According to experts, there’s an easy way to prevent delayed-onset muscle soreness from occurring. Here’s how to do it at home.
12 August 2020| Last updated on 12 August 2020
All Credits: PA
There’s nothing greater than the euphoric feeling after a workout.
Dragging yourself out of a bed for an early morning cardio session is pretty much guaranteed to leave you on an endorphin-fuelled high that lasts well into the rest of the day.
What’s not so great are the aches and pains the morning after. If you’ve ever been unable to walk down the stairs after a gym session, you’ll be pleased to hear you’re not the only one.
So common is this fitness dilemma it even has an official name: Delayed onset muscle soreness (DOMS). The term relates to the pain and stiffness felt in your body after strenuous exercise, which happens due to small-scale damage to the muscle fibers.
But according to experts, there may be an easy way to avoid the embarrassment of hobbling around after a gruelling fitness session, one we’ve all been overlooking.
Clint Emerson, a former Navy Seal, told Business Insider that his platoon regularly managed to fend off muscle fatigue by ending their post-workout showers with a quick burst of ice-cold water.
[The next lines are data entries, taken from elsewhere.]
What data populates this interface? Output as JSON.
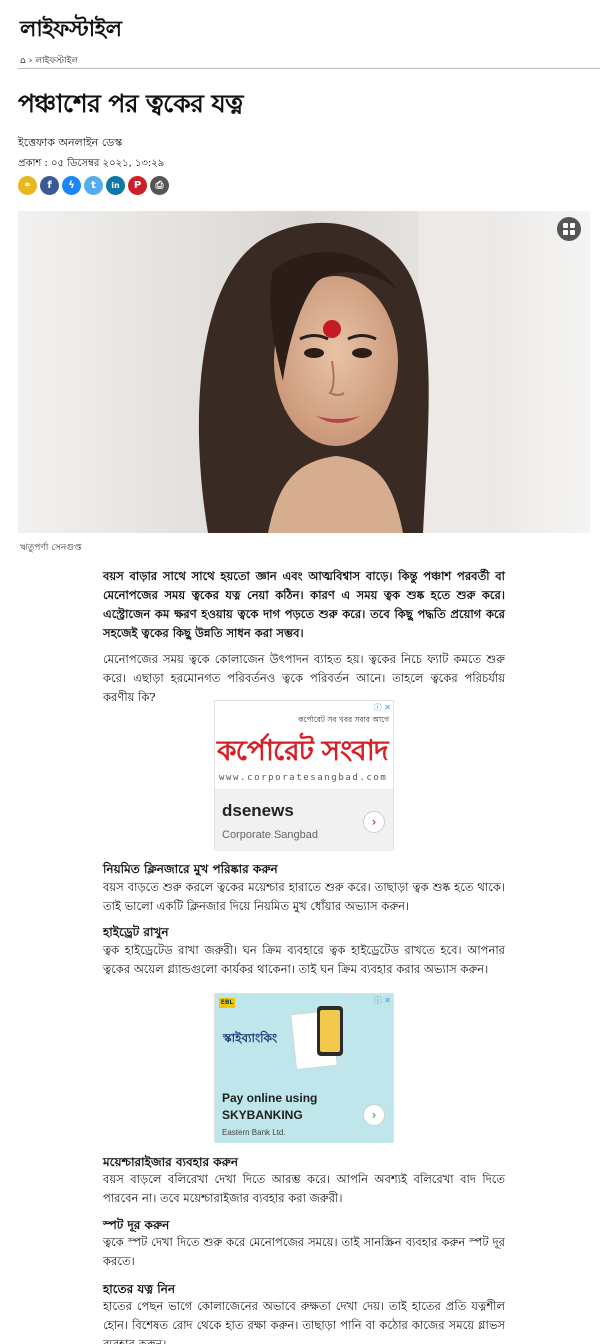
{
  "section": {
    "title": "লাইফস্টাইল"
  },
  "breadcrumb": {
    "home_icon": "home-icon",
    "separator": "›",
    "current": "লাইফস্টাইল"
  },
  "article": {
    "headline": "পঞ্চাশের পর ত্বকের যত্ন",
    "author": "ইত্তেফাক অনলাইন ডেস্ক",
    "published": "প্রকাশ : ০৫ ডিসেম্বর ২০২১, ১৩:২৯",
    "photo_caption": "ঋতুপর্ণা সেনগুপ্ত",
    "lead": "বয়স বাড়ার সাথে সাথে হয়তো জ্ঞান এবং আত্মবিশ্বাস বাড়ে। কিন্তু পঞ্চাশ পরবর্তী বা মেনোপজের সময় ত্বকের যত্ন নেয়া কঠিন। কারণ এ সময় ত্বক শুষ্ক হতে শুরু করে। এস্ট্রোজেন কম ক্ষরণ হওয়ায় ত্বকে দাগ পড়তে শুরু করে। তবে কিছু পদ্ধতি প্রয়োগ করে সহজেই ত্বকের কিছু উন্নতি সাধন করা সম্ভব।",
    "para1": "মেনোপজের সময় ত্বকে কোলাজেন উৎপাদন ব্যাহত হয়। ত্বকের নিচে ফ্যাট কমতে শুরু করে। এছাড়া হরমোনগত পরিবর্তনও ত্বকে পরিবর্তন আনে। তাহলে ত্বকের পরিচর্যায় করণীয় কি?",
    "sections": [
      {
        "heading": "নিয়মিত ক্লিনজারে মুখ পরিষ্কার করুন",
        "text": "বয়স বাড়তে শুরু করলে ত্বকের ময়েশ্চার হারাতে শুরু করে। তাছাড়া ত্বক শুষ্ক হতে থাকে। তাই ভালো একটি ক্লিনজার দিয়ে নিয়মিত মুখ ধোঁয়ার অভ্যাস করুন।"
      },
      {
        "heading": "হাইড্রেট রাখুন",
        "text": "ত্বক হাইড্রেটেড রাখা জরুরী। ঘন ক্রিম ব্যবহারে ত্বক হাইড্রেটেড রাখতে হবে। আপনার ত্বকের অয়েল গ্ল্যান্ডগুলো কার্যকর থাকেনা। তাই ঘন ক্রিম ব্যবহার করার অভ্যাস করুন।"
      },
      {
        "heading": "ময়েশ্চারাইজার ব্যবহার করুন",
        "text": "বয়স বাড়লে বলিরেখা দেখা দিতে আরম্ভ করে। আপনি অবশ্যই বলিরেখা বাদ দিতে পারবেন না। তবে ময়েশ্চারাইজার ব্যবহার করা জরুরী।"
      },
      {
        "heading": "স্পট দূর করুন",
        "text": "ত্বকে স্পট দেখা দিতে শুরু করে মেনোপজের সময়ে। তাই সানস্ক্রিন ব্যবহার করুন স্পট দূর করতে।"
      },
      {
        "heading": "হাতের যত্ন নিন",
        "text": "হাতের পেছন ভাগে কোলাজেনের অভাবে রুক্ষতা দেখা দেয়। তাই হাতের প্রতি যত্নশীল হোন। বিশেষত রোদ থেকে হাত রক্ষা করুন। তাছাড়া পানি বা কঠোর কাজের সময়ে গ্লাভস ব্যবহার করুন।"
      }
    ]
  },
  "share": [
    {
      "name": "link",
      "glyph": "⚭",
      "color": "#e8b81f"
    },
    {
      "name": "facebook",
      "glyph": "f",
      "color": "#3b5998"
    },
    {
      "name": "messenger",
      "glyph": "ϟ",
      "color": "#1b86f7"
    },
    {
      "name": "twitter",
      "glyph": "t",
      "color": "#55acee"
    },
    {
      "name": "linkedin",
      "glyph": "in",
      "color": "#0e76a8"
    },
    {
      "name": "pinterest",
      "glyph": "P",
      "color": "#cb2027"
    },
    {
      "name": "print",
      "glyph": "⎙",
      "color": "#555555"
    }
  ],
  "ads": [
    {
      "tagline": "কর্পোরেট সব খবর সবার আগে",
      "brand": "কর্পোরেট সংবাদ",
      "url": "www.corporatesangbad.com",
      "title": "dsenews",
      "subtitle": "Corporate Sangbad",
      "arrow": "›",
      "close": "ⓘ ✕"
    },
    {
      "brand": "স্কাইব্যাংকিং",
      "title": "Pay online using SKYBANKING",
      "subtitle": "Eastern Bank Ltd.",
      "badge": "EBL",
      "arrow": "›",
      "close": "ⓘ ✕"
    }
  ]
}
It might not sound like the most pleasant morning routine, but according to Emerson, it really works.
"There’s actually some science to the madness of putting us in cold water,” he said.
- One, the reason professional athletes do it all the time after a workout is it increases recovery.”
- The idea is that putting the body in freezing water speeds up recovery after exercise, as it reduces temperature, blood flow, and inflammation in muscle tissue (it works in a similar way to place a bag of frozen peas on a torn ligament).
- It vasoconstricts the entire body, squeezing out the lactic acid so that you can feel good to go the next day,”
"Even though it was torture, it keeps you healthy, keeps your joints and inflammation down, vasoconstricts everything and allows you to keep moving forward – hopefully without any more injury," continued Emerson.
But it’s not just Navy Seals and professional athletes that have cottoned on to the trick. Strictly Come Dancing contestants have reported to recover after their night showdowns with ice baths.
Ruth Langsford even shared a video on Instagram of her dance-worn feet submerged in a bucket filled with ice cubes after a particularly painful evening on the dancefloor.
For the braver, there’s whole-body cryotherapy – an extreme-cold spa treatment that involves stepping into a chamber of liquid nitrogen, plunging you into temperatures of -90C.
Footballers Cristiano Ronaldo and Jamie Vardy, and rugby player Sam Warburton are all said to be fans of the process.
If you want to have a go at trying the trick after your next gym session, you don’t have to splash out on an expensive cryotherapy chamber to reap the benefits at home. Personal trainer Lucy Arnold says you can simply fill your own bath with a bucket of ice cubes to achieve a similar effect.
She advises “Fill the bath with cold water first and let your body adjust to the temperature by climbing in. Then add the a bucket of ice into the water once you’re already submerged.”
So how long should you wait in the freezing-cold water? "Scientists have found that 24 minutes is the magic number," says Lucy.
If you aren’t brave enough to tip ice into your bath, Lucy says a cold shower can be effective too.
"Ice-cold showers are also great for hair and skin as it tightens cuticles and pores. It’s also said to improve immunity and circulation, as well as being effective at alleviating DOMS."
Better hair and fully functioning legs the morning after a sweaty workout? We’ll take that.